Located on “The Hill” in Boulder, the Fox Theatre is one of Colorado’s best music venues. And it’s my favorite indoor venue in Colorado, by far! Rolling Stone Magazine recently rated the Fox Theatre as the 4th best music venue in the country. It hosts top-notch talent, a first-rate sound system, and an extremely intimate 625 capacity atmosphere.
Over the years I’ve seen dozens of shows at the Fox Theatre, including acts like Jurassic 5, Tim Reynolds, and Gregory Alan Isakov. But last week’s sold out Gasoline Lollipops vinyl release show will go down as one of the most memorable. The Gasoline Lollipops (known as the “Gas Pops” to fan faithful) are
“An alt-country band from Colorado that combines the sincerity of dirt-floor folk with the rebelliousness of punk.” – Gasoline Lollipops
From the moment front-man, Clay Rose, and company took the stage, they had the raucous crowd rocking. Alexandra Schwan was a beautiful compliment to Rose’s voice. Don Ambory hammered away at intricate guitar solo after intricate guitar solo. What a night!
History of the Fox Theatre Boulder, Colorado
Built in 1926 as the Rialto Theatre, the building at 1135 13th Street had a number of occupants in its early years. The Rialto was originally a vaudeville theater, but earlier newspaper reports also seem to indicate that it was a movie theater. It struggled in its first few decades and was frequently vacant as business after business failed.

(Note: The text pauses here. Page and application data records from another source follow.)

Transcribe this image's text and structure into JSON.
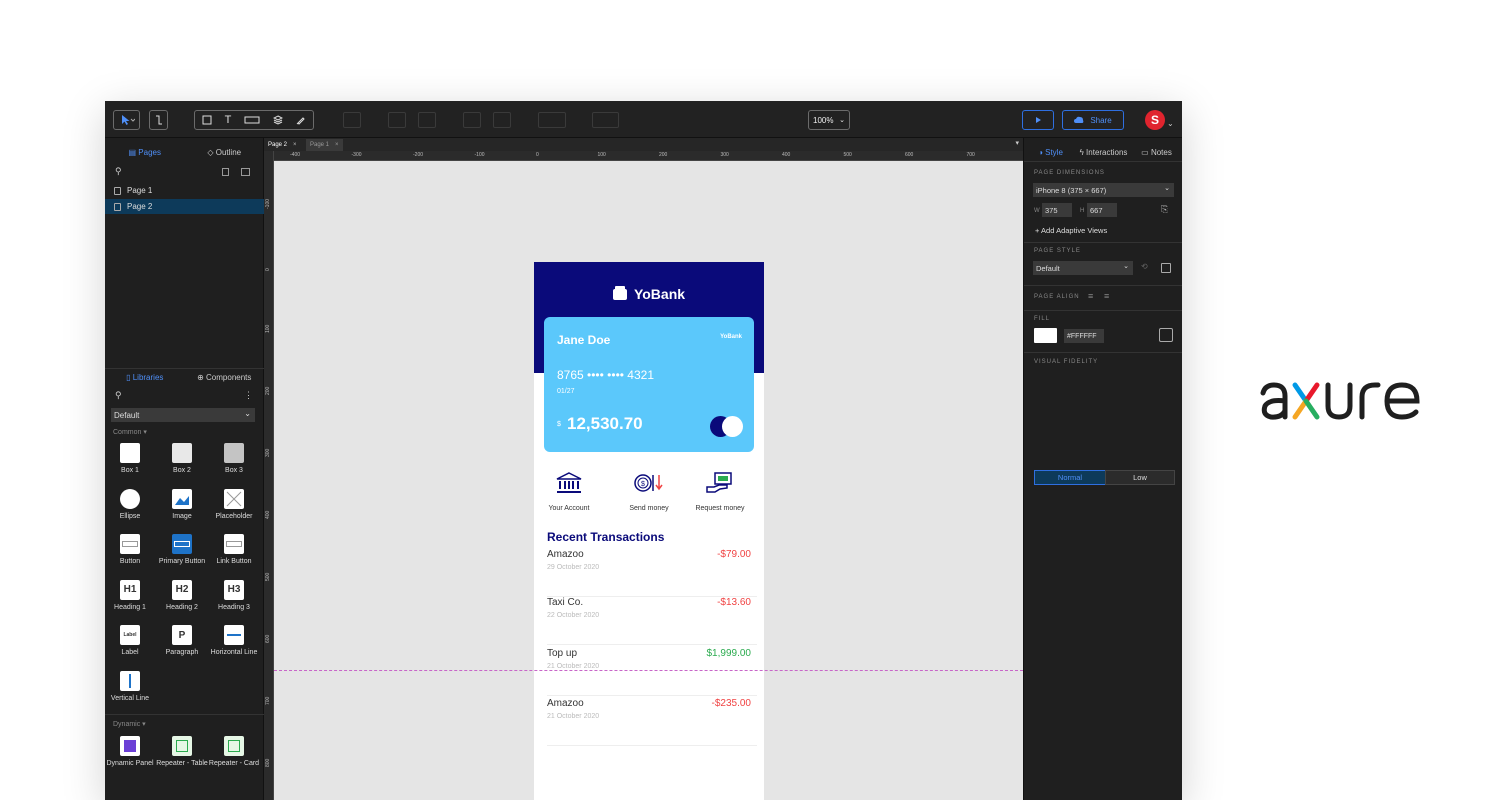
{
  "toolbar": {
    "zoom": "100%",
    "share": "Share",
    "avatar_initial": "S"
  },
  "left_panel": {
    "tabs": [
      "Pages",
      "Outline"
    ],
    "pages": [
      "Page 1",
      "Page 2"
    ],
    "lib_tabs": [
      "Libraries",
      "Components"
    ],
    "library": "Default",
    "common_label": "Common ▾",
    "dynamic_label": "Dynamic ▾",
    "widgets": [
      {
        "label": "Box 1"
      },
      {
        "label": "Box 2"
      },
      {
        "label": "Box 3"
      },
      {
        "label": "Ellipse"
      },
      {
        "label": "Image"
      },
      {
        "label": "Placeholder"
      },
      {
        "label": "Button"
      },
      {
        "label": "Primary Button"
      },
      {
        "label": "Link Button"
      },
      {
        "label": "Heading 1",
        "glyph": "H1"
      },
      {
        "label": "Heading 2",
        "glyph": "H2"
      },
      {
        "label": "Heading 3",
        "glyph": "H3"
      },
      {
        "label": "Label",
        "glyph": "Label"
      },
      {
        "label": "Paragraph",
        "glyph": "P"
      },
      {
        "label": "Horizontal Line"
      },
      {
        "label": "Vertical Line"
      }
    ],
    "dynamic_widgets": [
      {
        "label": "Dynamic Panel"
      },
      {
        "label": "Repeater - Table"
      },
      {
        "label": "Repeater - Card"
      }
    ]
  },
  "canvas": {
    "doc_tabs": [
      "Page 2",
      "Page 1"
    ],
    "ruler_h": [
      "-400",
      "-300",
      "-200",
      "-100",
      "0",
      "100",
      "200",
      "300",
      "400",
      "500",
      "600",
      "700"
    ],
    "ruler_v": [
      "-100",
      "0",
      "100",
      "200",
      "300",
      "400",
      "500",
      "600",
      "700",
      "800"
    ]
  },
  "app": {
    "brand": "YoBank",
    "card": {
      "name": "Jane Doe",
      "mini_brand": "YoBank",
      "number": "8765 •••• •••• 4321",
      "expiry": "01/27",
      "currency": "$",
      "balance": "12,530.70"
    },
    "actions": [
      "Your Account",
      "Send money",
      "Request money"
    ],
    "recent_title": "Recent Transactions",
    "transactions": [
      {
        "merchant": "Amazoo",
        "date": "29 October 2020",
        "amount": "-$79.00",
        "type": "neg"
      },
      {
        "merchant": "Taxi Co.",
        "date": "22 October 2020",
        "amount": "-$13.60",
        "type": "neg"
      },
      {
        "merchant": "Top up",
        "date": "21 October 2020",
        "amount": "$1,999.00",
        "type": "pos"
      },
      {
        "merchant": "Amazoo",
        "date": "21 October 2020",
        "amount": "-$235.00",
        "type": "neg"
      }
    ],
    "colors": {
      "header": "#0a0a7a",
      "card": "#5bc8fb",
      "negative": "#f04343",
      "positive": "#2bab4f"
    }
  },
  "right_panel": {
    "tabs": [
      "Style",
      "Interactions",
      "Notes"
    ],
    "page_dimensions_label": "PAGE DIMENSIONS",
    "page_dimensions": "iPhone 8  (375 × 667)",
    "w_label": "W",
    "width": "375",
    "h_label": "H",
    "height": "667",
    "adaptive": "+ Add Adaptive Views",
    "page_style_label": "PAGE STYLE",
    "page_style": "Default",
    "page_align_label": "PAGE ALIGN",
    "fill_label": "FILL",
    "fill_hex": "#FFFFFF",
    "fidelity_label": "VISUAL FIDELITY",
    "fidelity": [
      "Normal",
      "Low"
    ]
  },
  "logo": {
    "text": "axure"
  }
}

During the 1940s, music for dancing was provided every Friday and Saturday night. Jukeboxes located in the balcony provided music for dancing on other occasions. In 1951, the City of Boulder issued a building permit to the Fox Theatre Company to remodel the building into a cafeteria.

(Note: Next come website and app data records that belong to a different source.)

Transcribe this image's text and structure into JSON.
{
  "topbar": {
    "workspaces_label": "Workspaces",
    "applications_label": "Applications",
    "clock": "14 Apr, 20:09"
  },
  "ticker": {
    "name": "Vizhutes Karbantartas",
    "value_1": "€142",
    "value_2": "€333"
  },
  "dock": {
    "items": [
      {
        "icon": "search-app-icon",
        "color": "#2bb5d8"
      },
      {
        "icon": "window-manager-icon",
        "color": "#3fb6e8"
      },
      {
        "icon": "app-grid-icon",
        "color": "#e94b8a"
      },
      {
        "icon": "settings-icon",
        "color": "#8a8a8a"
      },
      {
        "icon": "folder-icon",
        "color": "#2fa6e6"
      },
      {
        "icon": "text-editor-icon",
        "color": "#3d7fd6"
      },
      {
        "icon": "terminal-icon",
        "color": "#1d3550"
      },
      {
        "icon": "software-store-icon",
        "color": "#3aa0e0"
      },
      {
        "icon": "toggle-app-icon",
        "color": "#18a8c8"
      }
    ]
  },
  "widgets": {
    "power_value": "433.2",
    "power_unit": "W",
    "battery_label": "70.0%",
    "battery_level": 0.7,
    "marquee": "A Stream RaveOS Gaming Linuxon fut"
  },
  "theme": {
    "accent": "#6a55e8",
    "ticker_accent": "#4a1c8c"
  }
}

The Fox Theater, located at 2022 14th Street in downtown Boulder, was destroyed by fire on April 18, 1960. The new Fox Theatre was opened on July 7, 1961. It was operated as a screened theater for years.
Finally, in 1991, Pyramid Group, Inc. leased the Fox Theatre Boulder building from the Mann Theatres. The City of Boulder issued the theatre a liquor license, and the building was converted into a concert hall. The interior of the building was altered for new use, providing for a sellable capacity of 625 people. The music hall focused on national concerts.